Records excerpted from a collection:
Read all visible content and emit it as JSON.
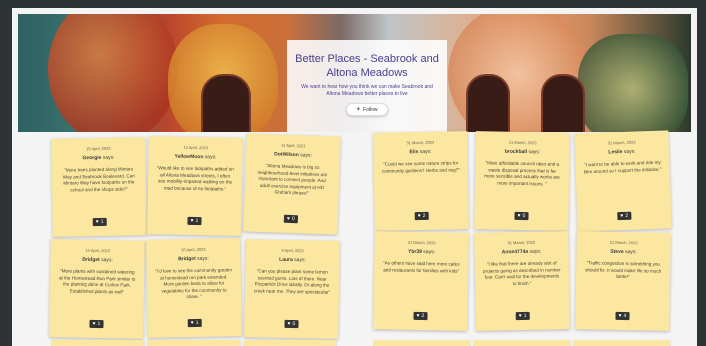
{
  "hero": {
    "title": "Better Places - Seabrook and Altona Meadows",
    "subtitle": "We want to hear how you think we can make Seabrook and Altona Meadows better places to live",
    "follow_label": "Follow"
  },
  "notes": [
    {
      "date": "15 April, 2023",
      "author": "Georgie",
      "says": "says:",
      "text": "\"More trees planted along Mintaro Way and Seabrook Boulevard. Can Mintaro Way have footpaths on the school and the shops side?\"",
      "likes": "1"
    },
    {
      "date": "13 April, 2023",
      "author": "YellowMoon",
      "says": "says:",
      "text": "\"Would like to see footpaths added on all Altona Meadows streets, I often see mobility-impaired walking on the road because of no footpaths.\"",
      "likes": "1"
    },
    {
      "date": "11 April, 2023",
      "author": "DotWilson",
      "says": "says:",
      "text": "\"Altona Meadows is big so neighbourhood-level initiatives are important to connect people. And adult exercise equipment at HD Graham please!\"",
      "likes": "0"
    },
    {
      "date": "10 April, 2023",
      "author": "Bridget",
      "says": "says:",
      "text": "\"More plants with sustained watering at the Homestead Run Park similar to the planting done at Curlew Park. Established plants as well\"",
      "likes": "1"
    },
    {
      "date": "10 April, 2023",
      "author": "Bridget",
      "says": "says:",
      "text": "\"I'd love to see the community garden at homestead run park extended. More garden beds to allow for vegetables for the community to share. \"",
      "likes": "1"
    },
    {
      "date": "9 April, 2023",
      "author": "Laura",
      "says": "says:",
      "text": "\"Can you please plant some lemon scented gums. Lots of them. Near Fitzpatrick Drive ideally. Or along the creek near me. They are spectacular\"",
      "likes": "0"
    },
    {
      "date": "31 March, 2023",
      "author": "Elis",
      "says": "says:",
      "text": "\"Could we see some nature strips for community gardens? Herbs and veg?\"",
      "likes": "2"
    },
    {
      "date": "31 March, 2023",
      "author": "brockball",
      "says": "says:",
      "text": "\"More affordable council rates and a waste disposal process that is far more sensible and actually works are more important issues. \"",
      "likes": "0"
    },
    {
      "date": "31 March, 2023",
      "author": "Leslie",
      "says": "says:",
      "text": "\"I want to be able to work and ride my bike around so I support the initiative.\"",
      "likes": "2"
    },
    {
      "date": "31 March, 2023",
      "author": "Ybr39",
      "says": "says:",
      "text": "\"As others have said here more cafes and restaurants for families with kids\"",
      "likes": "2"
    },
    {
      "date": "31 March, 2023",
      "author": "Anne4774a",
      "says": "says:",
      "text": "\"I like that there are already alot of projects going as described in number four. Can't wait for the developments to finish \"",
      "likes": "1"
    },
    {
      "date": "31 March, 2023",
      "author": "Steve",
      "says": "says:",
      "text": "\"Traffic congestion is something you should fix. It would make life so much better\"",
      "likes": "4"
    }
  ]
}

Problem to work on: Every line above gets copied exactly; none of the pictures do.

Expected answer:
Read all visible content and emit it as JSON.
{
  "hero": {
    "title": "Better Places - Seabrook and Altona Meadows",
    "subtitle": "We want to hear how you think we can make Seabrook and Altona Meadows better places to live",
    "follow_label": "Follow"
  },
  "notes": [
    {
      "date": "15 April, 2023",
      "author": "Georgie",
      "says": "says:",
      "text": "\"More trees planted along Mintaro Way and Seabrook Boulevard. Can Mintaro Way have footpaths on the school and the shops side?\"",
      "likes": "1"
    },
    {
      "date": "13 April, 2023",
      "author": "YellowMoon",
      "says": "says:",
      "text": "\"Would like to see footpaths added on all Altona Meadows streets, I often see mobility-impaired walking on the road because of no footpaths.\"",
      "likes": "1"
    },
    {
      "date": "11 April, 2023",
      "author": "DotWilson",
      "says": "says:",
      "text": "\"Altona Meadows is big so neighbourhood-level initiatives are important to connect people. And adult exercise equipment at HD Graham please!\"",
      "likes": "0"
    },
    {
      "date": "10 April, 2023",
      "author": "Bridget",
      "says": "says:",
      "text": "\"More plants with sustained watering at the Homestead Run Park similar to the planting done at Curlew Park. Established plants as well\"",
      "likes": "1"
    },
    {
      "date": "10 April, 2023",
      "author": "Bridget",
      "says": "says:",
      "text": "\"I'd love to see the community garden at homestead run park extended. More garden beds to allow for vegetables for the community to share. \"",
      "likes": "1"
    },
    {
      "date": "9 April, 2023",
      "author": "Laura",
      "says": "says:",
      "text": "\"Can you please plant some lemon scented gums. Lots of them. Near Fitzpatrick Drive ideally. Or along the creek near me. They are spectacular\"",
      "likes": "0"
    },
    {
      "date": "31 March, 2023",
      "author": "Elis",
      "says": "says:",
      "text": "\"Could we see some nature strips for community gardens? Herbs and veg?\"",
      "likes": "2"
    },
    {
      "date": "31 March, 2023",
      "author": "brockball",
      "says": "says:",
      "text": "\"More affordable council rates and a waste disposal process that is far more sensible and actually works are more important issues. \"",
      "likes": "0"
    },
    {
      "date": "31 March, 2023",
      "author": "Leslie",
      "says": "says:",
      "text": "\"I want to be able to work and ride my bike around so I support the initiative.\"",
      "likes": "2"
    },
    {
      "date": "31 March, 2023",
      "author": "Ybr39",
      "says": "says:",
      "text": "\"As others have said here more cafes and restaurants for families with kids\"",
      "likes": "2"
    },
    {
      "date": "31 March, 2023",
      "author": "Anne4774a",
      "says": "says:",
      "text": "\"I like that there are already alot of projects going as described in number four. Can't wait for the developments to finish \"",
      "likes": "1"
    },
    {
      "date": "31 March, 2023",
      "author": "Steve",
      "says": "says:",
      "text": "\"Traffic congestion is something you should fix. It would make life so much better\"",
      "likes": "4"
    }
  ]
}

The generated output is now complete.